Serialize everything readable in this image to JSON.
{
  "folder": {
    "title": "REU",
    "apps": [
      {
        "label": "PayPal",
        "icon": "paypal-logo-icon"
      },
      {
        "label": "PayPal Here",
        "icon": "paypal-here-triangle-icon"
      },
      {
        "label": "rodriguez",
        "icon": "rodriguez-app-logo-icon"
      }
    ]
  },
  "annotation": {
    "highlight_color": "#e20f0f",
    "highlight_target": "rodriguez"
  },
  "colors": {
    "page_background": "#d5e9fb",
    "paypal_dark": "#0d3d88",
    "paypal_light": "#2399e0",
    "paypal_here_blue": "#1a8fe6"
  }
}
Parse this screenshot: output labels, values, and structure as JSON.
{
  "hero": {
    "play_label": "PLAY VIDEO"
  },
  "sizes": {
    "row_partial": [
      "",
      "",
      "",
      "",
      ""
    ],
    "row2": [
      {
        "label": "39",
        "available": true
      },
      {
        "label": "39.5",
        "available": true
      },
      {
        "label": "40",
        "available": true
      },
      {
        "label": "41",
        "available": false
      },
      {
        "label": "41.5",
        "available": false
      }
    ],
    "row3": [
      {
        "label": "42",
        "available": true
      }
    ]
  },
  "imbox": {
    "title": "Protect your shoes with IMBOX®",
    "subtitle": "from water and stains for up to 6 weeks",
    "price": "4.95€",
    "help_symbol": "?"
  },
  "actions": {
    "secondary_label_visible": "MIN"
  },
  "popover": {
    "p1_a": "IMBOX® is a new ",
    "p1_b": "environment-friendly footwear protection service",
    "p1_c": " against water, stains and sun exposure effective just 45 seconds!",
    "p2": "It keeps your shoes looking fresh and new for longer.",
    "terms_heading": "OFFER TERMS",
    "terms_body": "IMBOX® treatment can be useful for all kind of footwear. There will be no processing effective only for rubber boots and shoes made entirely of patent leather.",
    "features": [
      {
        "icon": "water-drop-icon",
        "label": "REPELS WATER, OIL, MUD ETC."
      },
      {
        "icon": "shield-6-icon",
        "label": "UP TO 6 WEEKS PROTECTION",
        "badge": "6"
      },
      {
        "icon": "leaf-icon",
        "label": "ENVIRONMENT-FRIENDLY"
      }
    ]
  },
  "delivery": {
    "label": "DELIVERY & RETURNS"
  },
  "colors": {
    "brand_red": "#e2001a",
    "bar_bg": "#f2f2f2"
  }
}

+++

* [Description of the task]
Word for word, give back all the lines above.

* [Exercise result]
Serialize everything readable in this image to JSON.
{
  "folder": {
    "title": "REU",
    "apps": [
      {
        "label": "PayPal",
        "icon": "paypal-logo-icon"
      },
      {
        "label": "PayPal Here",
        "icon": "paypal-here-triangle-icon"
      },
      {
        "label": "rodriguez",
        "icon": "rodriguez-app-logo-icon"
      }
    ]
  },
  "annotation": {
    "highlight_color": "#e20f0f",
    "highlight_target": "rodriguez"
  },
  "colors": {
    "page_background": "#d5e9fb",
    "paypal_dark": "#0d3d88",
    "paypal_light": "#2399e0",
    "paypal_here_blue": "#1a8fe6"
  }
}
Parse this screenshot: output labels, values, and structure as JSON.
{
  "hero": {
    "play_label": "PLAY VIDEO"
  },
  "sizes": {
    "row_partial": [
      "",
      "",
      "",
      "",
      ""
    ],
    "row2": [
      {
        "label": "39",
        "available": true
      },
      {
        "label": "39.5",
        "available": true
      },
      {
        "label": "40",
        "available": true
      },
      {
        "label": "41",
        "available": false
      },
      {
        "label": "41.5",
        "available": false
      }
    ],
    "row3": [
      {
        "label": "42",
        "available": true
      }
    ]
  },
  "imbox": {
    "title": "Protect your shoes with IMBOX®",
    "subtitle": "from water and stains for up to 6 weeks",
    "price": "4.95€",
    "help_symbol": "?"
  },
  "actions": {
    "secondary_label_visible": "MIN"
  },
  "popover": {
    "p1_a": "IMBOX® is a new ",
    "p1_b": "environment-friendly footwear protection service",
    "p1_c": " against water, stains and sun exposure effective just 45 seconds!",
    "p2": "It keeps your shoes looking fresh and new for longer.",
    "terms_heading": "OFFER TERMS",
    "terms_body": "IMBOX® treatment can be useful for all kind of footwear. There will be no processing effective only for rubber boots and shoes made entirely of patent leather.",
    "features": [
      {
        "icon": "water-drop-icon",
        "label": "REPELS WATER, OIL, MUD ETC."
      },
      {
        "icon": "shield-6-icon",
        "label": "UP TO 6 WEEKS PROTECTION",
        "badge": "6"
      },
      {
        "icon": "leaf-icon",
        "label": "ENVIRONMENT-FRIENDLY"
      }
    ]
  },
  "delivery": {
    "label": "DELIVERY & RETURNS"
  },
  "colors": {
    "brand_red": "#e2001a",
    "bar_bg": "#f2f2f2"
  }
}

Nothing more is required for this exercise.